* [REQUIRED WORK] Each line of the records needs to come back exactly as written.

* [INFORMATION SUPPLIED]

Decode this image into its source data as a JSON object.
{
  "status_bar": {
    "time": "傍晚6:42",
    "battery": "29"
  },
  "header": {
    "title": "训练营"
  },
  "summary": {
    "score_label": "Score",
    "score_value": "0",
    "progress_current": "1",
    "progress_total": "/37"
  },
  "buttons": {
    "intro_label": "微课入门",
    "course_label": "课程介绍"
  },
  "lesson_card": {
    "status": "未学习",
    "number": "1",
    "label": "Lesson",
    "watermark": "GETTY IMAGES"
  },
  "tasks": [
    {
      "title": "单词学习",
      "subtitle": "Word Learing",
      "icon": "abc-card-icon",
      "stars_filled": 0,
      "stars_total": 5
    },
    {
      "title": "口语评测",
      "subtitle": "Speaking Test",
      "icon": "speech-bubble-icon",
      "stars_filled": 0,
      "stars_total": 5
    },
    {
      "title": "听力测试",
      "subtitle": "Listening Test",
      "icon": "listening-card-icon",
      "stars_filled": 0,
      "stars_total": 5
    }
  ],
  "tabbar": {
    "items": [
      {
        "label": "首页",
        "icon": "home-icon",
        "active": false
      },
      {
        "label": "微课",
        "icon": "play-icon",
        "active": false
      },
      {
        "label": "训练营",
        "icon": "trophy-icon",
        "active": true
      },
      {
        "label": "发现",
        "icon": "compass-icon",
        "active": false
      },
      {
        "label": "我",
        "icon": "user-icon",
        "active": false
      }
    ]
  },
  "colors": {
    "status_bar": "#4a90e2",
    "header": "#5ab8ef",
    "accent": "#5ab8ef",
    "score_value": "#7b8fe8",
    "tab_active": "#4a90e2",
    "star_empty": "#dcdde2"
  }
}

* [WRITTEN SOLUTION]
Decode this image into its source data as a JSON object.
{
  "status_bar": {
    "time": "傍晚6:42",
    "battery": "29"
  },
  "header": {
    "title": "训练营"
  },
  "summary": {
    "score_label": "Score",
    "score_value": "0",
    "progress_current": "1",
    "progress_total": "/37"
  },
  "buttons": {
    "intro_label": "微课入门",
    "course_label": "课程介绍"
  },
  "lesson_card": {
    "status": "未学习",
    "number": "1",
    "label": "Lesson",
    "watermark": "GETTY IMAGES"
  },
  "tasks": [
    {
      "title": "单词学习",
      "subtitle": "Word Learing",
      "icon": "abc-card-icon",
      "stars_filled": 0,
      "stars_total": 5
    },
    {
      "title": "口语评测",
      "subtitle": "Speaking Test",
      "icon": "speech-bubble-icon",
      "stars_filled": 0,
      "stars_total": 5
    },
    {
      "title": "听力测试",
      "subtitle": "Listening Test",
      "icon": "listening-card-icon",
      "stars_filled": 0,
      "stars_total": 5
    }
  ],
  "tabbar": {
    "items": [
      {
        "label": "首页",
        "icon": "home-icon",
        "active": false
      },
      {
        "label": "微课",
        "icon": "play-icon",
        "active": false
      },
      {
        "label": "训练营",
        "icon": "trophy-icon",
        "active": true
      },
      {
        "label": "发现",
        "icon": "compass-icon",
        "active": false
      },
      {
        "label": "我",
        "icon": "user-icon",
        "active": false
      }
    ]
  },
  "colors": {
    "status_bar": "#4a90e2",
    "header": "#5ab8ef",
    "accent": "#5ab8ef",
    "score_value": "#7b8fe8",
    "tab_active": "#4a90e2",
    "star_empty": "#dcdde2"
  }
}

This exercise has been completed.